Boeing [NYSE: BA] provided industry perspective on managing large, complex "systems-of-systems" for the President's commission on Moon, Mars and Beyond during a public hearing today in the Air Force Museum in Dayton, Ohio.
Mike Mott, vice president and general manager of Boeing NASA Systems said the President's vision for space exploration is affordable and sustainable.
"I have no doubt that the program managers we are training today will be up to the task of managing the incredible complexity and uncertainty of the endeavor this commission is evaluating," he said.
The presidential commission on Implementation of U.S. Space Exploration Policy, chaired by Edward C. "Pete" Aldridge, invited Mott to speak about techniques for managing systems to be developed for a return to the moon and beyond.
Mott provided several lessons learned from Boeing's experience as the prime contractor for the International Space Station, which he called a global project involving the scientific and technological resources of 16 countries and the efforts of more than 100,000 people. He also spoke about the keys to successful lead systems integration which include owning the system architecture; enforcing requirements; full government, academic and industry collaboration; ensuring independence from actual hardware production; development of system-of-systems engineering tools and using an open architecture that can take advantage of new technologies.
The President's Commission is charged with building consensus and providing recommendations to the President regarding moon research activities, increasing young people's interest in space science, and bringing in industry and other countries as space partners.
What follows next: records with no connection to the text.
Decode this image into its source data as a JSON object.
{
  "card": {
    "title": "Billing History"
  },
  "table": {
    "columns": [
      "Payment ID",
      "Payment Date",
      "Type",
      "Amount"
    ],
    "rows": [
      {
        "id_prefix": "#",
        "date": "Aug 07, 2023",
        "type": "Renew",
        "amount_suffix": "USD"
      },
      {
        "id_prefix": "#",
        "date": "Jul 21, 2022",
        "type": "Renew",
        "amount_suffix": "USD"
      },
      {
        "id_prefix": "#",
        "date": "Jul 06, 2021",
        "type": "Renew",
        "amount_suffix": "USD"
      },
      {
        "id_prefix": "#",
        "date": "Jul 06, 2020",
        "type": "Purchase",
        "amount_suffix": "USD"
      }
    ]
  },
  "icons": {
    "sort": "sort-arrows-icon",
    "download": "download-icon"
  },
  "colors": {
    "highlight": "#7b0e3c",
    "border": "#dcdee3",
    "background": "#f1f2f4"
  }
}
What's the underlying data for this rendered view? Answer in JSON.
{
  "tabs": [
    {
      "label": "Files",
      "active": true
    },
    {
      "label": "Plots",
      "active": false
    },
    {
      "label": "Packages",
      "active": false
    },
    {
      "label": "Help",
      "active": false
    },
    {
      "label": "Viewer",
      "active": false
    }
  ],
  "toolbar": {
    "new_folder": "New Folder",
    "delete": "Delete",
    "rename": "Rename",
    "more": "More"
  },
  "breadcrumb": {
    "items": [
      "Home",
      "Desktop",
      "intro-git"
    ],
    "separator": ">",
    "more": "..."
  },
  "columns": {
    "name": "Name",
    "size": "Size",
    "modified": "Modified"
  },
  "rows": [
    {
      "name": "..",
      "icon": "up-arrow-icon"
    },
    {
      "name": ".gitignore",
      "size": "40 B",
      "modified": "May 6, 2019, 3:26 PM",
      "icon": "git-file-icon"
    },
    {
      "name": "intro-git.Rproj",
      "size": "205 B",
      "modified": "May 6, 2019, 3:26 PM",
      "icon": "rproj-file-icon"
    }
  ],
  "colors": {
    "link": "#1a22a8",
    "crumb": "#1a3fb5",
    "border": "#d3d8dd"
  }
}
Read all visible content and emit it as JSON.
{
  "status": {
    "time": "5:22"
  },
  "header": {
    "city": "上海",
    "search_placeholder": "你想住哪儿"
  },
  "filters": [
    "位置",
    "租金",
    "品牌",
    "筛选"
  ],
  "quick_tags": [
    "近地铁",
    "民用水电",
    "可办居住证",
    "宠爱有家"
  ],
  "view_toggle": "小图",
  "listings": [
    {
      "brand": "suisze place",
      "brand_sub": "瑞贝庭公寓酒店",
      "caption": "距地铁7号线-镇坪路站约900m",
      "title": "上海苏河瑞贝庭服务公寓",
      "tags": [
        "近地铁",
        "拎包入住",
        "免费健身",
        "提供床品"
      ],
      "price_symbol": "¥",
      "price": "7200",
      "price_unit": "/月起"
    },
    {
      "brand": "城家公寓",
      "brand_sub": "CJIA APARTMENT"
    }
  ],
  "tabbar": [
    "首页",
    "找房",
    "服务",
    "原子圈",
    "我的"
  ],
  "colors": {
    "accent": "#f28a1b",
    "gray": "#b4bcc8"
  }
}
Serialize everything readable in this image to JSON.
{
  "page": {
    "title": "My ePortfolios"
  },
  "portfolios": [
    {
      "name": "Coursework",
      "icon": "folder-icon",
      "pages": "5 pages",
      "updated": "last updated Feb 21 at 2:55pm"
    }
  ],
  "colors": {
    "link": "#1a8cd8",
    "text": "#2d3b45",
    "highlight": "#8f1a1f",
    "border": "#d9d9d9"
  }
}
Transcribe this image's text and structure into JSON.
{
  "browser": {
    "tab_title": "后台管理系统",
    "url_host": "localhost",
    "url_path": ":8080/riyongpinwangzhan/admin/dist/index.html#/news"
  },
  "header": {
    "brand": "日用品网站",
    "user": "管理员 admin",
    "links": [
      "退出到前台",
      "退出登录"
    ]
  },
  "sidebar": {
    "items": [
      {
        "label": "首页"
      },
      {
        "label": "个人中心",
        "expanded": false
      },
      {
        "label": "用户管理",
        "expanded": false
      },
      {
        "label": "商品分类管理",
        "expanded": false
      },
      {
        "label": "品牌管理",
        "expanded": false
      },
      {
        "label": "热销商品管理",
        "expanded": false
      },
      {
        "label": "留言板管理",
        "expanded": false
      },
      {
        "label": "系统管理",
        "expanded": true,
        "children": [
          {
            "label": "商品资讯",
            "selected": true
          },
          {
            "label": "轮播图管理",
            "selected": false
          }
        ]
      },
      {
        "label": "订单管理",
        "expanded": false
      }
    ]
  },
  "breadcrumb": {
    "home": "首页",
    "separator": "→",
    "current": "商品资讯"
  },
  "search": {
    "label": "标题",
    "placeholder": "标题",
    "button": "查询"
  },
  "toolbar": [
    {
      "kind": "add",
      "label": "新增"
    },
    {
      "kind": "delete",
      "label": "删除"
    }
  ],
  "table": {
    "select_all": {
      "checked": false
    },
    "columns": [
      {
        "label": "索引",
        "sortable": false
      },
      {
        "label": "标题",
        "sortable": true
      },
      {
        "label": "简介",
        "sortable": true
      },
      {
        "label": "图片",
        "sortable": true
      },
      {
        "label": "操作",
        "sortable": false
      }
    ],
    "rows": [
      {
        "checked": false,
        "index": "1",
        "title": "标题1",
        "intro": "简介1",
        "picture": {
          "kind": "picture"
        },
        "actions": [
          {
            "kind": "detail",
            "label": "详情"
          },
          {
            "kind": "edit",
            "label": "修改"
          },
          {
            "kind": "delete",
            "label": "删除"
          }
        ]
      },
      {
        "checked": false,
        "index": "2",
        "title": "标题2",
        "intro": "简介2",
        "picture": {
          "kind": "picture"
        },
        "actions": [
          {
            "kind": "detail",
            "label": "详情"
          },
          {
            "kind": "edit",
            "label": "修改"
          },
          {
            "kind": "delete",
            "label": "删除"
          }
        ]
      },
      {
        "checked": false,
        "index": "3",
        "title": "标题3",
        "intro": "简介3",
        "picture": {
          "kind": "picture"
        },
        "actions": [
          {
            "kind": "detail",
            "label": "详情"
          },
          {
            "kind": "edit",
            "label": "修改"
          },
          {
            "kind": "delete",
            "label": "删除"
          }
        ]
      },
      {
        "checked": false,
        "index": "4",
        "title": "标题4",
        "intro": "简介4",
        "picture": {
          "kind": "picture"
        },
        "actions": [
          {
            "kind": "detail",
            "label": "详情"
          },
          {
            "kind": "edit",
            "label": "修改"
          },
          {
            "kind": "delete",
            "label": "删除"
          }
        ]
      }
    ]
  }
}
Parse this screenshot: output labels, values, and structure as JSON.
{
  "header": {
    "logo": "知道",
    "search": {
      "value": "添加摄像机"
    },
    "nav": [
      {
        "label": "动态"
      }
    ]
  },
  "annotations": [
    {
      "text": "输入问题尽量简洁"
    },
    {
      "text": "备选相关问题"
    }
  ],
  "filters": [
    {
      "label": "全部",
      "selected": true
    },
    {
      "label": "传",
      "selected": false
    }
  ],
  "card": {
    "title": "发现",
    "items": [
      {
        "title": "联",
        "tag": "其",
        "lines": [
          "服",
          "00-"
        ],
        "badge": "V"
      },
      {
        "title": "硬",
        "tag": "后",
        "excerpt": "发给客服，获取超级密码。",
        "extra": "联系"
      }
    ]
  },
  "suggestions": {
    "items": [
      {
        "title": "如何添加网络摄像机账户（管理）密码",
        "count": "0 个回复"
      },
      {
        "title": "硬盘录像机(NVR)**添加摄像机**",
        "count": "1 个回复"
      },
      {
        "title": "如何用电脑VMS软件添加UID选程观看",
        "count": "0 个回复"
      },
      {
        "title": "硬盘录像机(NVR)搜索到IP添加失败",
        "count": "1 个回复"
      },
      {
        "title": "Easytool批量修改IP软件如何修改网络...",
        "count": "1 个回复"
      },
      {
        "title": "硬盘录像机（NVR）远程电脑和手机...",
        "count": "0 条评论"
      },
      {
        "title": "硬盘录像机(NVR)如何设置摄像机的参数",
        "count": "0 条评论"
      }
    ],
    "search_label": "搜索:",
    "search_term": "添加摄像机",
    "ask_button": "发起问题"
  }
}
A written transcript of Mott's presentation can be obtained here. A full transcript and video on the hearing can be found on the Aldridge Commission Web site.